I have always had a wide range of interests: business, mathematics, politics, sociology and more. An interest in business and mathematics drew me to finance, and today's epidemic of financial distress drew me to personal finance, as this is an area where one can have a great positive impact in both research and teaching. Also, it's an area that's very broad and interdisciplinary, fitting my wide range of interests and my desire to understand the bigger picture.
I am a rare generalist in today's greatly specialized academic world, and this wide-angle focus is necessary to give good personal finance advice, as the area is so broad and interrelational. Thus, I research and study advanced mathematical finance, corporate finance, behavioral finance, economics (both macro and micro), psychology, sociology and more.
One piece I'm proud of is a letter I published in The Economists' Voice in 2006, a journal edited by a Nobel Prize-winning economist. This letter stated an important reason for the existence of significant market inefficiency that I had not seen explicitly in the literature. The insight is especially significant in light of the financial crisis of 2008.
Please contact Dr. Richard Serlin if you are unable to locate one of the publications listed below.
Serlin, R. (2008). Letter: Magin Begs Liberals to Think Twice about Social Security Privatization—I Say, "Think Thrice". The Economists' Voice 5.1.

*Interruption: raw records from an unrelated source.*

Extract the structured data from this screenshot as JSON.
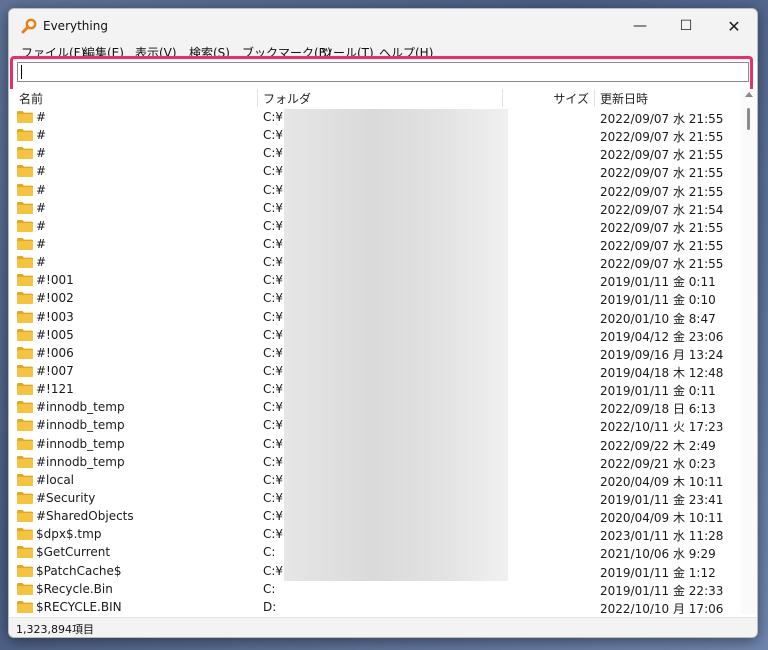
{
  "window": {
    "title": "Everything",
    "controls": {
      "minimize": "—",
      "maximize": "☐",
      "close": "✕"
    }
  },
  "menu": [
    "ファイル(F)",
    "編集(E)",
    "表示(V)",
    "検索(S)",
    "ブックマーク(B)",
    "ツール(T)",
    "ヘルプ(H)"
  ],
  "search": {
    "value": "",
    "placeholder": ""
  },
  "columns": {
    "name": "名前",
    "folder": "フォルダ",
    "size": "サイズ",
    "modified": "更新日時"
  },
  "rows": [
    {
      "name": "#",
      "folder": "C:¥",
      "modified": "2022/09/07 水 21:55"
    },
    {
      "name": "#",
      "folder": "C:¥",
      "modified": "2022/09/07 水 21:55"
    },
    {
      "name": "#",
      "folder": "C:¥",
      "modified": "2022/09/07 水 21:55"
    },
    {
      "name": "#",
      "folder": "C:¥",
      "modified": "2022/09/07 水 21:55"
    },
    {
      "name": "#",
      "folder": "C:¥",
      "modified": "2022/09/07 水 21:55"
    },
    {
      "name": "#",
      "folder": "C:¥",
      "modified": "2022/09/07 水 21:54"
    },
    {
      "name": "#",
      "folder": "C:¥",
      "modified": "2022/09/07 水 21:55"
    },
    {
      "name": "#",
      "folder": "C:¥",
      "modified": "2022/09/07 水 21:55"
    },
    {
      "name": "#",
      "folder": "C:¥",
      "modified": "2022/09/07 水 21:55"
    },
    {
      "name": "#!001",
      "folder": "C:¥",
      "modified": "2019/01/11 金 0:11"
    },
    {
      "name": "#!002",
      "folder": "C:¥",
      "modified": "2019/01/11 金 0:10"
    },
    {
      "name": "#!003",
      "folder": "C:¥",
      "modified": "2020/01/10 金 8:47"
    },
    {
      "name": "#!005",
      "folder": "C:¥",
      "modified": "2019/04/12 金 23:06"
    },
    {
      "name": "#!006",
      "folder": "C:¥",
      "modified": "2019/09/16 月 13:24"
    },
    {
      "name": "#!007",
      "folder": "C:¥",
      "modified": "2019/04/18 木 12:48"
    },
    {
      "name": "#!121",
      "folder": "C:¥",
      "modified": "2019/01/11 金 0:11"
    },
    {
      "name": "#innodb_temp",
      "folder": "C:¥",
      "modified": "2022/09/18 日 6:13"
    },
    {
      "name": "#innodb_temp",
      "folder": "C:¥",
      "modified": "2022/10/11 火 17:23"
    },
    {
      "name": "#innodb_temp",
      "folder": "C:¥",
      "modified": "2022/09/22 木 2:49"
    },
    {
      "name": "#innodb_temp",
      "folder": "C:¥",
      "modified": "2022/09/21 水 0:23"
    },
    {
      "name": "#local",
      "folder": "C:¥",
      "modified": "2020/04/09 木 10:11"
    },
    {
      "name": "#Security",
      "folder": "C:¥",
      "modified": "2019/01/11 金 23:41"
    },
    {
      "name": "#SharedObjects",
      "folder": "C:¥",
      "modified": "2020/04/09 木 10:11"
    },
    {
      "name": "$dpx$.tmp",
      "folder": "C:¥",
      "modified": "2023/01/11 水 11:28"
    },
    {
      "name": "$GetCurrent",
      "folder": "C:",
      "modified": "2021/10/06 水 9:29"
    },
    {
      "name": "$PatchCache$",
      "folder": "C:¥",
      "modified": "2019/01/11 金 1:12"
    },
    {
      "name": "$Recycle.Bin",
      "folder": "C:",
      "modified": "2019/01/11 金 22:33"
    },
    {
      "name": "$RECYCLE.BIN",
      "folder": "D:",
      "modified": "2022/10/10 月 17:06"
    }
  ],
  "status": {
    "count_text": "1,323,894項目"
  },
  "colors": {
    "highlight": "#e4306c",
    "folder": "#f5c342",
    "app_icon": "#e8801a"
  },
  "icons": {
    "app": "magnifier-icon",
    "row": "folder-icon"
  }
}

Serlin, R. (2006). Letter: Informed Investors Have Limited Ability to Push Prices to Efficiency. The Economists' Voice 3.8.